Police in Israel’s capital were bracing this week for a weekend of intense violence as gay rights activists prepared to stage a gay pride parade through the city and ultra-Orthodox Jews vowed not to let them.
Nearly two weeks of rioting have rocked the city’s Orthodox neighborhoods, several times spilling over into the city center, in protest of the planned gay pride march. Crowds of ultra-Orthodox youths, at times numbering in the thousands, have showered police and motorists with stones and have set trash cans on fire. Dozens of police have been injured, and at least 60 protesters have been arrested. Violent protests were also reported in Hadera, Bet Shemesh and the Tel Aviv suburb of B’nei Brak, where protesters burned tires and blocked a main highway.
The Supreme Court was to meet Wednesday to consider appeals by several Orthodox groups to forbid the march. Israel’s attorney general, Menachem Mazuz, refused last weekend to ban the march, rejecting an appeal by Jerusalem police who said they could not guarantee the marchers’ safety. “Giving in to threats is a threat to democracy, and therefore it is unthinkable not to hold the parade,” Mazuz said. The Supreme Court issued an order last spring permitting the parade, but it was postponed after war broke out in Lebanon.
Israel’s chief rabbinate issued a statement Monday calling Israel’s homosexuals the “lowest of people,” and urging the public to assemble for a countrywide prayer rally as gay rights marchers gathered in Jerusalem.

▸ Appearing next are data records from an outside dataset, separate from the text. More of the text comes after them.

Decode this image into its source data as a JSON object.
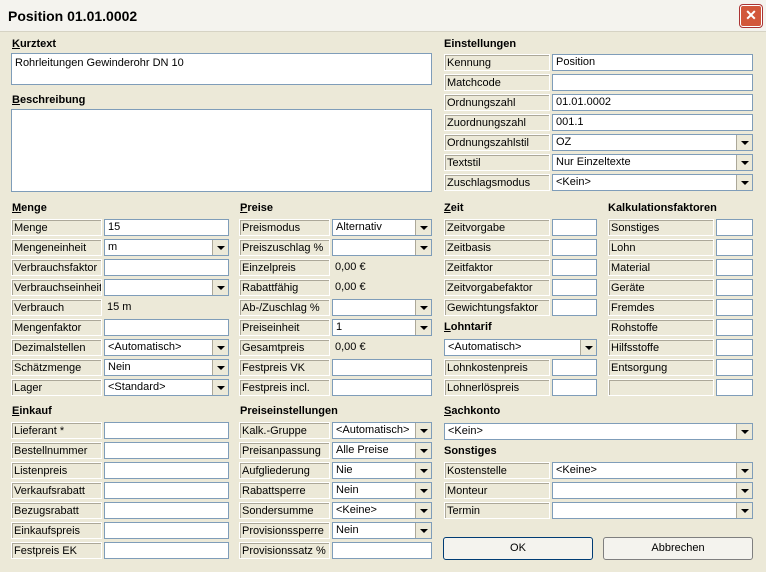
{
  "window": {
    "title": "Position 01.01.0002",
    "close": "✕"
  },
  "kurztext": {
    "header": "Kurztext",
    "value": "Rohrleitungen Gewinderohr DN 10"
  },
  "beschreibung": {
    "header": "Beschreibung",
    "value": ""
  },
  "einstellungen": {
    "header": "Einstellungen",
    "rows": [
      {
        "label": "Kennung",
        "value": "Position"
      },
      {
        "label": "Matchcode",
        "value": ""
      },
      {
        "label": "Ordnungszahl",
        "value": "01.01.0002"
      },
      {
        "label": "Zuordnungszahl",
        "value": "001.1"
      },
      {
        "label": "Ordnungszahlstil",
        "value": "OZ"
      },
      {
        "label": "Textstil",
        "value": "Nur Einzeltexte"
      },
      {
        "label": "Zuschlagsmodus",
        "value": "<Kein>"
      }
    ]
  },
  "menge": {
    "header": "Menge",
    "rows": [
      {
        "label": "Menge",
        "value": "15"
      },
      {
        "label": "Mengeneinheit",
        "value": "m"
      },
      {
        "label": "Verbrauchsfaktor",
        "value": ""
      },
      {
        "label": "Verbrauchseinheit",
        "value": ""
      },
      {
        "label": "Verbrauch",
        "value": "15 m"
      },
      {
        "label": "Mengenfaktor",
        "value": ""
      },
      {
        "label": "Dezimalstellen",
        "value": "<Automatisch>"
      },
      {
        "label": "Schätzmenge",
        "value": "Nein"
      },
      {
        "label": "Lager",
        "value": "<Standard>"
      }
    ]
  },
  "preise": {
    "header": "Preise",
    "rows": [
      {
        "label": "Preismodus",
        "value": "Alternativ"
      },
      {
        "label": "Preiszuschlag %",
        "value": ""
      },
      {
        "label": "Einzelpreis",
        "value": "0,00 €"
      },
      {
        "label": "Rabattfähig",
        "value": "0,00 €"
      },
      {
        "label": "Ab-/Zuschlag %",
        "value": ""
      },
      {
        "label": "Preiseinheit",
        "value": "1"
      },
      {
        "label": "Gesamtpreis",
        "value": "0,00 €"
      },
      {
        "label": "Festpreis VK",
        "value": ""
      },
      {
        "label": "Festpreis incl.",
        "value": ""
      }
    ]
  },
  "zeit": {
    "header": "Zeit",
    "rows": [
      {
        "label": "Zeitvorgabe",
        "value": ""
      },
      {
        "label": "Zeitbasis",
        "value": ""
      },
      {
        "label": "Zeitfaktor",
        "value": ""
      },
      {
        "label": "Zeitvorgabefaktor",
        "value": ""
      },
      {
        "label": "Gewichtungsfaktor",
        "value": ""
      }
    ]
  },
  "lohntarif": {
    "header": "Lohntarif",
    "select": "<Automatisch>",
    "rows": [
      {
        "label": "Lohnkostenpreis",
        "value": ""
      },
      {
        "label": "Lohnerlöspreis",
        "value": ""
      }
    ]
  },
  "kalkulation": {
    "header": "Kalkulationsfaktoren",
    "rows": [
      {
        "label": "Sonstiges",
        "value": ""
      },
      {
        "label": "Lohn",
        "value": ""
      },
      {
        "label": "Material",
        "value": ""
      },
      {
        "label": "Geräte",
        "value": ""
      },
      {
        "label": "Fremdes",
        "value": ""
      },
      {
        "label": "Rohstoffe",
        "value": ""
      },
      {
        "label": "Hilfsstoffe",
        "value": ""
      },
      {
        "label": "Entsorgung",
        "value": ""
      },
      {
        "label": "",
        "value": ""
      }
    ]
  },
  "einkauf": {
    "header": "Einkauf",
    "rows": [
      {
        "label": "Lieferant *",
        "value": ""
      },
      {
        "label": "Bestellnummer",
        "value": ""
      },
      {
        "label": "Listenpreis",
        "value": ""
      },
      {
        "label": "Verkaufsrabatt",
        "value": ""
      },
      {
        "label": "Bezugsrabatt",
        "value": ""
      },
      {
        "label": "Einkaufspreis",
        "value": ""
      },
      {
        "label": "Festpreis EK",
        "value": ""
      }
    ]
  },
  "preiseinstellungen": {
    "header": "Preiseinstellungen",
    "rows": [
      {
        "label": "Kalk.-Gruppe",
        "value": "<Automatisch>"
      },
      {
        "label": "Preisanpassung",
        "value": "Alle Preise"
      },
      {
        "label": "Aufgliederung",
        "value": "Nie"
      },
      {
        "label": "Rabattsperre",
        "value": "Nein"
      },
      {
        "label": "Sondersumme",
        "value": "<Keine>"
      },
      {
        "label": "Provisionssperre",
        "value": "Nein"
      },
      {
        "label": "Provisionssatz %",
        "value": ""
      }
    ]
  },
  "sachkonto": {
    "header": "Sachkonto",
    "value": "<Kein>"
  },
  "sonstiges": {
    "header": "Sonstiges",
    "rows": [
      {
        "label": "Kostenstelle",
        "value": "<Keine>"
      },
      {
        "label": "Monteur",
        "value": ""
      },
      {
        "label": "Termin",
        "value": ""
      }
    ]
  },
  "buttons": {
    "ok": "OK",
    "cancel": "Abbrechen"
  }
}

“We were horrified to hear of the threatening plot that an abominated minority of our brothers is planning, convening to carry out abominations that make them the lowest of people,” the country’s two chief rabbis wrote in a statement. “Everyone from toddlers to the elderly will join in the streets and bitterly protest this awful abomination that is desecrating Israel’s name throughout the nations. Of course they will do this in the appropriate way, without violence or harm to property.”
Sephardic Chief Rabbi Shlomo Amar rejected claims by liberal journalists and lawmakers that the rabbis’ message supports and even encourages the violent atmosphere permeating ultra-Orthodox streets in Jerusalem in recent days. On Monday, Amar told Army Radio that the gay pride parade is a criminal act and “not an ordinary crime, but a very severe outburst.”
National Police Commissioner Moshe Karadi said that 12,000 police, including most of the Border Patrol troops stationed in the West Bank, would be deployed Friday to secure the parade in Jerusalem. Most of the police were to be deployed across Jerusalem, with the rest stationed at major junctions throughout the country to prevent protesters from burning tires and blocking roads.
Gay activists connected to Open House, the parade’s sponsor, were negotiating this week with police over an alternate route that police said was easier to secure. At the same time, there was debate within the gay community over the wisdom of proceeding with the parade in the face of threatened violence. Jerusalem city council member Sa’ar Netanel and Itay Pinkas, the Tel Aviv mayor’s adviser on gay affairs, said they would consider calling off the parade if ultra-Orthodox parties would agree to abstain in Knesset votes on a bill on common-law marriage.
“The parade is a means and not an end,” Pinkas said.